• _Stored items_
____

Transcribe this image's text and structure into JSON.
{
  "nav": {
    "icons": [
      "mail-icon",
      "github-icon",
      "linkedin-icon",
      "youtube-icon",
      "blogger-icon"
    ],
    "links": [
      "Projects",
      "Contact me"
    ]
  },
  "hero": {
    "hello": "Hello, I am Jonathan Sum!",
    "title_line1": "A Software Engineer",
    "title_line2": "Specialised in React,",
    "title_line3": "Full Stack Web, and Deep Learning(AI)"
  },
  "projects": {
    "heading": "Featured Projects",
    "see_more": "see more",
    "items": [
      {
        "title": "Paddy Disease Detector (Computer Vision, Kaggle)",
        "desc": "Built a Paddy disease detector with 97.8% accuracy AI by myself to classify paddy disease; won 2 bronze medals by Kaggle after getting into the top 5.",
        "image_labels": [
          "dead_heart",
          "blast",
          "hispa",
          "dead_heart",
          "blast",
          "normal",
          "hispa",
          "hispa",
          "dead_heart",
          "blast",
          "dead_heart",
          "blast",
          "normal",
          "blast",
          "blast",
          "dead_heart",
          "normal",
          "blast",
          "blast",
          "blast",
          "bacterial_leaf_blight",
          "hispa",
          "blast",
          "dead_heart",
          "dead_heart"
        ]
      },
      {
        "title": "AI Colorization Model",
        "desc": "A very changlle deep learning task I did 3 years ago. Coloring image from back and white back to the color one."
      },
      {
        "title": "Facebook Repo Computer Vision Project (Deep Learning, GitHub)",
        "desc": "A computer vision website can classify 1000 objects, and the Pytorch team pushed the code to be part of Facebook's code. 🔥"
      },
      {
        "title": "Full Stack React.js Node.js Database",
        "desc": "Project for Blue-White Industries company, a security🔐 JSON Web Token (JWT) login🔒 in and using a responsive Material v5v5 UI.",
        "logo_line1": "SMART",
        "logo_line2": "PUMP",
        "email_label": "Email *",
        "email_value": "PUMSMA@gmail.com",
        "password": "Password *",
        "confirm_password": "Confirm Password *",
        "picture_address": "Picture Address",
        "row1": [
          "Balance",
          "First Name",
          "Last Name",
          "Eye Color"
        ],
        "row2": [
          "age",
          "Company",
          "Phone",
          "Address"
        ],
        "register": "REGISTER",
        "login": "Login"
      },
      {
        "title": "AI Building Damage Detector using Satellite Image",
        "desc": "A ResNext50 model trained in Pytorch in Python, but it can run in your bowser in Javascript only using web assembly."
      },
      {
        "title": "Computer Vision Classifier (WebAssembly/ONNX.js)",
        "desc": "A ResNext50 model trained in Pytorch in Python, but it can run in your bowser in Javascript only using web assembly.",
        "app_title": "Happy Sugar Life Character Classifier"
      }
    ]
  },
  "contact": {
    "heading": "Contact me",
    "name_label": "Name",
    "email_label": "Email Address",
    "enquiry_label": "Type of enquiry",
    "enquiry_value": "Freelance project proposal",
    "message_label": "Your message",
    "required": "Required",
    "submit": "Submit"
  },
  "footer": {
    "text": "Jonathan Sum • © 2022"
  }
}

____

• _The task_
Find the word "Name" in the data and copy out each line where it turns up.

• _Response box_
          "First Name",
          "Last Name",
    "name_label": "Name",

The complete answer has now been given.